7.5. Association with SLAP Tears

Superior labral anterior-posterior (SLAP) tears may be seen in conjunction with subscapularis and proximal biceps tendon injuries (Figures 6, 8, and 9). Hawi et al. described that 47.2% of a biceps pulley lesion had a SLAP tear [40]. As the long head of the biceps tendon anchors upon the superior labrum, SLAP tears have a similar pathogenesis as biceps pulley lesions such as trauma including a fall on an outstretched hand or degeneration [13, 33]. It is described that the original dislocation event alters the biomechanical forces of the glenohumeral joint, damaging the anterior glenoid cartilage and labrum; recurrent shoulder instability exacerbates the damage [32]. Furthermore, the mechanism of SLAP tears is similar to partial tears of the subscapularis and supraspinatus, including fall on an outstretched hand and an overhead throwing motion [41, 42].

7.6. Association with Anterior Dislocation of the Humeral Head

As stated above, anterior dislocation may be associated with subscapularis tendon tears, and such injuries coincide with humeral avulsion of the glenohumeral ligament (HAGL), specifically the inferior glenohumeral ligament [42]. Other findings associated with anterior dislocation include the Hill–Sachs deformities and the Bankart lesions (Figure 9) [40, 42, 43]. MRA has been reported to show a “J”-shaped inferior glenohumeral ligament with extravasation of contrast from the joint space [44].

8. Conclusion

Subscapularis tendon and neighboring anatomy pathology can be difficult to diagnose on physical examination and imaging.

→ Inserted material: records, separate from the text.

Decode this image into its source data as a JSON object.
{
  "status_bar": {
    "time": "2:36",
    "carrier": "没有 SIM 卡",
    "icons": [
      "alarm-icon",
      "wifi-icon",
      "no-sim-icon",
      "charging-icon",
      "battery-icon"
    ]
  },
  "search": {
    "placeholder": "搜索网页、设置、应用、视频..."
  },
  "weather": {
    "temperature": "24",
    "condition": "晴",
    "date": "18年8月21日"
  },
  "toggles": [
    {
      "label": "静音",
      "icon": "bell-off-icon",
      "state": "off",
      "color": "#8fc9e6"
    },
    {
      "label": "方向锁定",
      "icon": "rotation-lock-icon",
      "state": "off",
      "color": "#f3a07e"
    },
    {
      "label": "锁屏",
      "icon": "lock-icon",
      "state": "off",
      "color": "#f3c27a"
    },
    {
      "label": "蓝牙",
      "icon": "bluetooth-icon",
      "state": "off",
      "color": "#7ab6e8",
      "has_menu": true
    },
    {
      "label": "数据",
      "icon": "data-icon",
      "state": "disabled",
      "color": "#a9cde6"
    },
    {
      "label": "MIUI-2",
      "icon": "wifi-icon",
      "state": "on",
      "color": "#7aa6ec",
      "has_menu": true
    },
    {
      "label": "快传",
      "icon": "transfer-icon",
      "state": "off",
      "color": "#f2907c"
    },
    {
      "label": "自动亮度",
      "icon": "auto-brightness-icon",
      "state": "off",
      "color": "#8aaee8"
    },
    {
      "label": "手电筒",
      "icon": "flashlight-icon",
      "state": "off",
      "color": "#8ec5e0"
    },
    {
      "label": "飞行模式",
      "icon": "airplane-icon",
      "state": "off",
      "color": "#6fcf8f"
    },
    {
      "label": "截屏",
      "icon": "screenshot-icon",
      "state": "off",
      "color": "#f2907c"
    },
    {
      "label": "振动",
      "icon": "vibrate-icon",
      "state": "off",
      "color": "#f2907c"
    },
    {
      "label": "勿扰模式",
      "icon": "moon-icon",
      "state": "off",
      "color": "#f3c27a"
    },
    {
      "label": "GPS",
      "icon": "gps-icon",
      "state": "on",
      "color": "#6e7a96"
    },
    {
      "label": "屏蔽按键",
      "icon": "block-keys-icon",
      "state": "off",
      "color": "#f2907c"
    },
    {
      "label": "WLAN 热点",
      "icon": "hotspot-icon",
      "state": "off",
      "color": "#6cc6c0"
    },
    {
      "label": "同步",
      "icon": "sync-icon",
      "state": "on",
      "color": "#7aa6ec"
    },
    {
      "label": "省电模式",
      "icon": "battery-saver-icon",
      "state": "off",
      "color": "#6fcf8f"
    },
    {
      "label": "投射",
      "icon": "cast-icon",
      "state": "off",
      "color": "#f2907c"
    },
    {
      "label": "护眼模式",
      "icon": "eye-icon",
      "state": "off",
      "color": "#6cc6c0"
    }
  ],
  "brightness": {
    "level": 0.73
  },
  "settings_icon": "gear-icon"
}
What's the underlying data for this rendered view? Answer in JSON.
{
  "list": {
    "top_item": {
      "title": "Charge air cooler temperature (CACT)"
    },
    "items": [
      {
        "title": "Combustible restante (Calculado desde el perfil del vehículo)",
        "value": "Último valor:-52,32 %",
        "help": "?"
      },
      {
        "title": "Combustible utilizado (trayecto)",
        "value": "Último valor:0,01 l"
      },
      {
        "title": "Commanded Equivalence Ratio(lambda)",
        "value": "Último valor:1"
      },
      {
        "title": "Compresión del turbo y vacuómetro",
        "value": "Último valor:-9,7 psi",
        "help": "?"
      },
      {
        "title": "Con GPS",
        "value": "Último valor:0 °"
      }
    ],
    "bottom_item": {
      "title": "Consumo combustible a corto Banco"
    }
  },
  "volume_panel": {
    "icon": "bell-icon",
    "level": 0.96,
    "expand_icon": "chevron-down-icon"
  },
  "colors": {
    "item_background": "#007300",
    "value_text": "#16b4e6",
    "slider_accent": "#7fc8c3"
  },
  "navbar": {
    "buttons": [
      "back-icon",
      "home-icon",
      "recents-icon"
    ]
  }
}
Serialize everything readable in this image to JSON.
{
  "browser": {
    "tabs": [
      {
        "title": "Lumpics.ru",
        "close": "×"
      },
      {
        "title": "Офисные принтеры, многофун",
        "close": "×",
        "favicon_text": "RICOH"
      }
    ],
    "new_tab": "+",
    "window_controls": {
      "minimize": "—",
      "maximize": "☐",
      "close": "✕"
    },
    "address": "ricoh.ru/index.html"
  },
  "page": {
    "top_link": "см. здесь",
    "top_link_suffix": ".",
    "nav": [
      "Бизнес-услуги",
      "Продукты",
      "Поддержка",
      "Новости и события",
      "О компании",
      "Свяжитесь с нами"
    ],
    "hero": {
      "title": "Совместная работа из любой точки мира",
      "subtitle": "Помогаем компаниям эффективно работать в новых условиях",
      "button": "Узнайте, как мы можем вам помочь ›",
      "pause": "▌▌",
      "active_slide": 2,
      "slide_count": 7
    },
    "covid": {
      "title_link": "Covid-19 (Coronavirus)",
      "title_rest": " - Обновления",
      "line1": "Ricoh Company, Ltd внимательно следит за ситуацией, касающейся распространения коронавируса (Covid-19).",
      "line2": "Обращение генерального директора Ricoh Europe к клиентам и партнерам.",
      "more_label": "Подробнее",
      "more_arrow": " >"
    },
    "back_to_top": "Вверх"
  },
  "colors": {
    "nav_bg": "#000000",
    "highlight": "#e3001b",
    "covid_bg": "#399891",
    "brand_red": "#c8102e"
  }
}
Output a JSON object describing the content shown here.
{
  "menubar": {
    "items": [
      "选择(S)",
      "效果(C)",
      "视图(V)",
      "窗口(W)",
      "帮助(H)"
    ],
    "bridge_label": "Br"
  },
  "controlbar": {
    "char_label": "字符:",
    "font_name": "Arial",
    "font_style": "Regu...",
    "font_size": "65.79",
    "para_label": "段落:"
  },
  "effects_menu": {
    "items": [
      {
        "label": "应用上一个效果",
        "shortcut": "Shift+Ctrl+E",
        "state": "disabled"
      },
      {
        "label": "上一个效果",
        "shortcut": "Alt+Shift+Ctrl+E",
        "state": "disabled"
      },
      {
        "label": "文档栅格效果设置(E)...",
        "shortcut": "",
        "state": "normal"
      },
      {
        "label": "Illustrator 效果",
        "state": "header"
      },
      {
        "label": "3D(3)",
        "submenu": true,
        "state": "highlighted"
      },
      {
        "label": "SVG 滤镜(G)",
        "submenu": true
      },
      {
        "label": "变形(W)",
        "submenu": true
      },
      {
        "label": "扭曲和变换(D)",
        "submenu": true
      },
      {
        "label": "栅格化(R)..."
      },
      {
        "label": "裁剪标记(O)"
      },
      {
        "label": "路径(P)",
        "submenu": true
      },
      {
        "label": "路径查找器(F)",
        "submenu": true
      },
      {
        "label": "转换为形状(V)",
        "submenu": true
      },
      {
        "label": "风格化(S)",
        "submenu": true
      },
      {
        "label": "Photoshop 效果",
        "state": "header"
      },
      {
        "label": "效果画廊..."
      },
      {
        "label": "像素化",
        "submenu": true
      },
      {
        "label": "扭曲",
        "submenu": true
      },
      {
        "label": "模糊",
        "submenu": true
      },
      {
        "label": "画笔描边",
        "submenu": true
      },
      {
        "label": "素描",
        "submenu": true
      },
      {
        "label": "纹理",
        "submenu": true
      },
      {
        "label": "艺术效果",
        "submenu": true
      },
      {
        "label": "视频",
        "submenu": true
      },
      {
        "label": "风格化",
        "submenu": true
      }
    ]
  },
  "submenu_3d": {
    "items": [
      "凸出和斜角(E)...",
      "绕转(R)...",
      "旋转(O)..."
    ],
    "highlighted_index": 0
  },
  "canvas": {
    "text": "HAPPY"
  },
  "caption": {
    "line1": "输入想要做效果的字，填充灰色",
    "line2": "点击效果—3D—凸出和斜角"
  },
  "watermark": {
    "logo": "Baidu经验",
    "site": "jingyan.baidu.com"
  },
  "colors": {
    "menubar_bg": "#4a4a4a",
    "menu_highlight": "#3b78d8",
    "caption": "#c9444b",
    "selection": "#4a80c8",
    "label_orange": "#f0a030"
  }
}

Failure to address tears to the subscapularis tendon can lead to delayed surgical repair, ongoing pain, and limited function and stability of the glenohumeral joint. Attention to the subscapularis tendon is rising, with a greater understanding aiding a systematic approach for better diagnosis. Increased perception for the subscapularis tendon, the biceps pulley, and rotator interval not only helps patients improve their quality of life but bring this pathology out of hiding.

Data Availability

No data were used in this study.

Conflicts of Interest

Ali Guermazi and Frank W. Roemer are shareholders at Boston Imaging Core Lab, LLC. Ali Guermazi is a consultant with Pfizer, TissueGene, Galapagos, Merck Serono, Roche, and AstraZeneca.